SPUR’s basement archive is a treasure trove of vintage planning reports and books. To make these documents available in digital format, we are daylighting the more interesting artifacts on our blog. Today’s find: Market Street Design Report Number 4, published May 9, 1966.
This 50-page report (which was probably considered detailed back in those days), written for the City of San Francisco by Mario J. Ciampi & Associates and John Carl Warnecke & Associates, addressed how to accommodate the anticipated rise in pedestrian, public transit, service vehicle and automobile traffic on Market Street after the completion of BART, then under construction. (Interestingly, in 1966 bike circulation was not taken into account when attempting to improve mobility on Market Street.) Just like today, the Market Street of 1966 was not living up to its potential. In fact, the report quotes then-Mayor John Shelley, who asks, “Why cannot we have a Great Market Street… a place people will come from all over the world to see?” Forty-five years later, San Franciscan are still asking the same question, as we do in the current issue of the Urbanist.
So what was the vision for Market Street after the completion of BART way back when? The report offers five different designs, or “circulation plans,” all of which call for widening sidewalks and reducing roadway widths. One of the five caught our eye: It called for two traffic lanes, one pedestrian island and 2 lanes for the exclusive use of buses. Sounds an awful lot like bus rapid transit, (BRT) doesn’t it?
In fact this may be the earliest BRT plan on record. As the urban planning/public transit historians among you know, the first BRT system was implemented in Curitiba, Brazil in 1974 — eight years after the release of this report.

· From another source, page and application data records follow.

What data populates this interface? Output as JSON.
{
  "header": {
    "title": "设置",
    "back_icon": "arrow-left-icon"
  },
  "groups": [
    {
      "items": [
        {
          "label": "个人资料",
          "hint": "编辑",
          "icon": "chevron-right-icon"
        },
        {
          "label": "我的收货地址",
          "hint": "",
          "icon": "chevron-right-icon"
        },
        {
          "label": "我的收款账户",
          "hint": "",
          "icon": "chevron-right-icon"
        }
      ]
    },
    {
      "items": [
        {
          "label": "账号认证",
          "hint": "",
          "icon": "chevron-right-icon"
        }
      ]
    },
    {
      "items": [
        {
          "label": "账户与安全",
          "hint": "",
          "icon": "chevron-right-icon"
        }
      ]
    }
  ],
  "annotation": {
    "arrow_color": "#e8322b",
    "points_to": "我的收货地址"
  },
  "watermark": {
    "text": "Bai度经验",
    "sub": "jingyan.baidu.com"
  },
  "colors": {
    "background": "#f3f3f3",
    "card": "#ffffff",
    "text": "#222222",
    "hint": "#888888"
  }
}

This circulation plan with dedicated bus lanes favored public transit and pedestrian circulation, but unfortunately it was not meant to be. Forty-five years ago, dedicated bus lanes would have made traffic conditions worse on Market Street. “How could this be?” you might ask. According to the report, this was the only plan that was not able to accommodate 1966 traffic circulation, so the anticipated traffic increase resulting from BART would have overwhelmed Market Street. The report also went on to say that any spillover of private automobiles and buses would have diverted too much traffic to the already overburdened adjacent streets. In addition, the report offers a lackluster (but perhaps true) reason for not embracing a Market Street that would favor public transit: “…bus operations are still questionable.” Plenty of people today still have the same exact sentiment.